The car buying process can be a long and arduous one. The real question is, how do you find the best deal? Well, if you’re not careful, car dealerships will scam you into paying more than what your car is actually worth. In this blog post, we’ll discuss six tricks that car dealerships use to scam consumers and how to prevent these scams from happening to you!
Car Dealerships that Lie about a Vehicle’s Prior Accident History
Dealerships may lie about a car’s history of accidents and offer it as a clean title. In this situation, they are committing fraud because the car is not what you’re expecting to buy. Worse yet, if the vehicle has been in an accident that damaged its frame or other major component parts-which isn’t visible without inspection-the consumer may not be aware of the problem until it’s too late.
Ask for a carfax report to determine whether the vehicle has been in an accident since it was first registered or leased by its present owner, and also if there have been any incidents of airbag deployment.
They Lie to You About Your Credit History
A car dealership may lie to you about your credit history or refuse to provide a copy of your report. This is because they know that the more options available for financing, the less chance there will be that you’ll purchase from them at their inflated price. Ask for all three reports and review each one carefully before making any decision.
Even better, you can request a copy of your credit report before going to the car dealership. By doing this, you can know how much money you have available and what sort of credit score you’re working with before going into negotiations.
They Only Have You Focus on Your Low Monthly Payment
Car dealerships can trick you into a bad deal into offering you a low monthly payment. For example, a car dealership may quote you a monthly payment of $200 per month for 60 months. However, when you add interest charges, the total amount you end up paying far exceeds the car’s value. Pay attention to the entire deal and not just the monthly payment.
They Give you an Unfair Deal on your Trade-in
Another trick car dealerships use is to give you an unfair deal on your trade-in. The problem with this tactic is that it can inflate the price of a new car and leave you in debt for years so that they make more money off your old car.
Before buying, be sure to do research online about how much cars similar to your trade-in are worth. For example, you can go to Kelley Blue Book to get information about what your car is worth. You can also get a private party value to see if you’re better off selling it yourself.
Misleading Sticker Price and Features
It’s important to keep in mind that the sticker price on a car is just an estimated cost and can be misleading. Dealerships may also lie about how many miles are left on a vehicle or what features it has (or doesn’t have) using decals, fabricating documents, inflating car prices, and other fraudulent tactics.
They Sell You a Lemon

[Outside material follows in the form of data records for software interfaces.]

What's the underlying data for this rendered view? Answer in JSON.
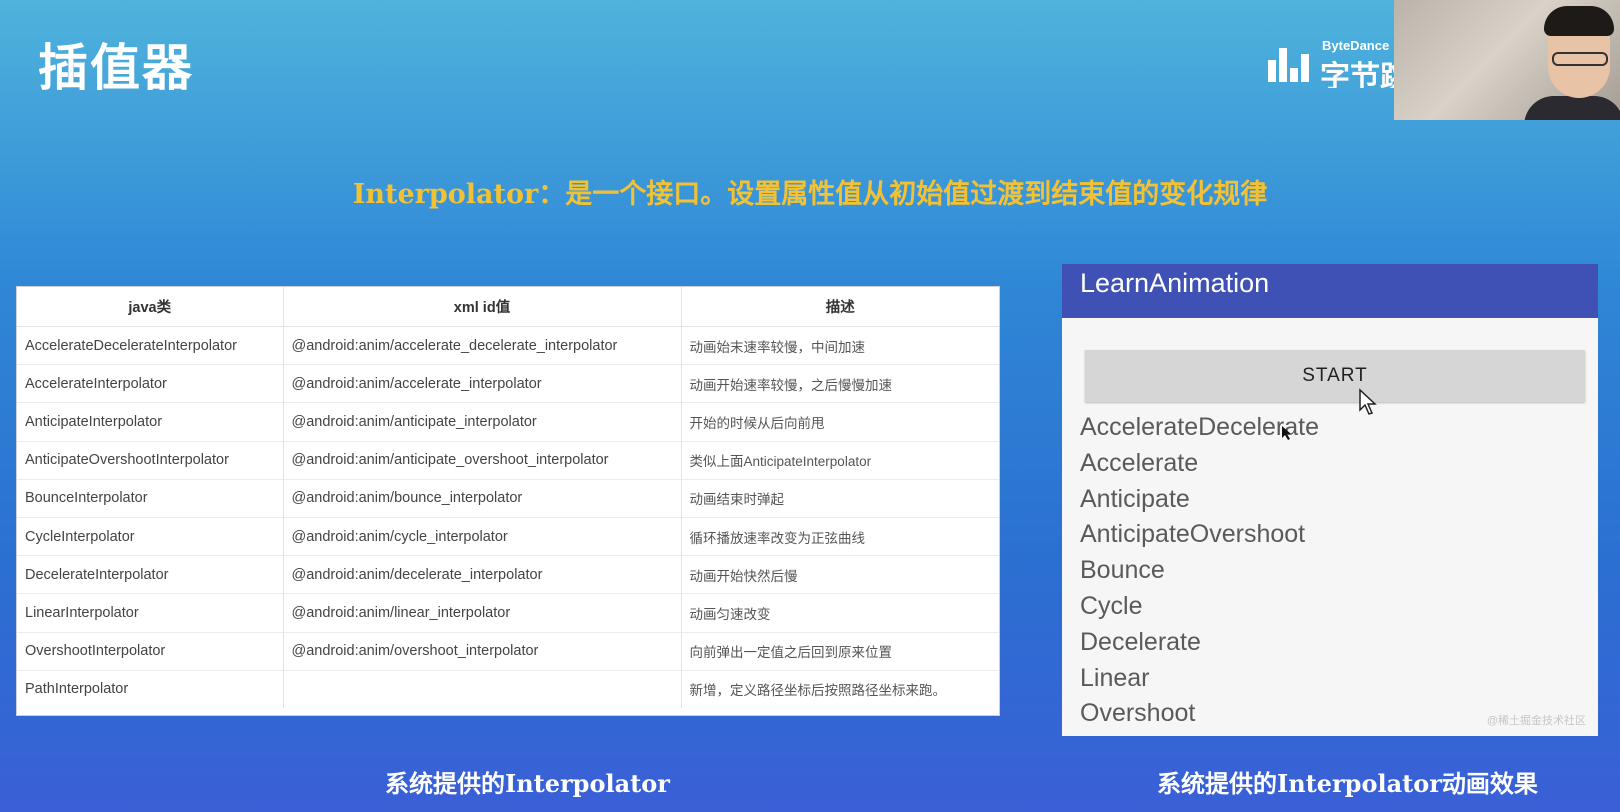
{
  "slide": {
    "title": "插值器",
    "headline": "Interpolator：是一个接口。设置属性值从初始值过渡到结束值的变化规律",
    "caption_left": "系统提供的Interpolator",
    "caption_right": "系统提供的Interpolator动画效果"
  },
  "logo": {
    "brand_small": "ByteDance",
    "brand_big": "字节跳",
    "icon": "bytedance-bars-icon"
  },
  "table": {
    "headers": [
      "java类",
      "xml id值",
      "描述"
    ],
    "rows": [
      {
        "cls": "AccelerateDecelerateInterpolator",
        "xml": "@android:anim/accelerate_decelerate_interpolator",
        "desc": "动画始末速率较慢，中间加速"
      },
      {
        "cls": "AccelerateInterpolator",
        "xml": "@android:anim/accelerate_interpolator",
        "desc": "动画开始速率较慢，之后慢慢加速"
      },
      {
        "cls": "AnticipateInterpolator",
        "xml": "@android:anim/anticipate_interpolator",
        "desc": "开始的时候从后向前甩"
      },
      {
        "cls": "AnticipateOvershootInterpolator",
        "xml": "@android:anim/anticipate_overshoot_interpolator",
        "desc": "类似上面AnticipateInterpolator"
      },
      {
        "cls": "BounceInterpolator",
        "xml": "@android:anim/bounce_interpolator",
        "desc": "动画结束时弹起"
      },
      {
        "cls": "CycleInterpolator",
        "xml": "@android:anim/cycle_interpolator",
        "desc": "循环播放速率改变为正弦曲线"
      },
      {
        "cls": "DecelerateInterpolator",
        "xml": "@android:anim/decelerate_interpolator",
        "desc": "动画开始快然后慢"
      },
      {
        "cls": "LinearInterpolator",
        "xml": "@android:anim/linear_interpolator",
        "desc": "动画匀速改变"
      },
      {
        "cls": "OvershootInterpolator",
        "xml": "@android:anim/overshoot_interpolator",
        "desc": "向前弹出一定值之后回到原来位置"
      },
      {
        "cls": "PathInterpolator",
        "xml": "",
        "desc": "新增，定义路径坐标后按照路径坐标来跑。"
      }
    ]
  },
  "app": {
    "title": "LearnAnimation",
    "start_label": "START",
    "items": [
      "AccelerateDecelerate",
      "Accelerate",
      "Anticipate",
      "AnticipateOvershoot",
      "Bounce",
      "Cycle",
      "Decelerate",
      "Linear",
      "Overshoot"
    ],
    "watermark": "@稀土掘金技术社区"
  },
  "colors": {
    "appbar": "#3f51b5",
    "headline": "#f2c234"
  }
}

A dealership may also knowingly be selling you a lemon car, and you may not even know it. These are cars with hidden problems or defects that will only be discovered after the car is driven for some time. If you find yourself in this situation, you can request help from an attorney that practices lemon law who will go over your options to see if there’s a legal case.
The key to avoiding this scam is researching the car accurately. This includes looking at reviews, checking the vehicle history report from a service like Carfax or AutoCheck, and understanding what features are standard with your car model. Consumers can also check out the Kelley Blue Book values for certain models of vehicles that they’re considering purchasing new. I
Car dealerships are designed to make money, and they’re going to use any means necessary to do so. As a consumer, you should stay vigilant, do your research, understand how car dealerships operate. Think of buying a car as going into battle. You need to arm yourself with as much knowledge before you go in and be prepared.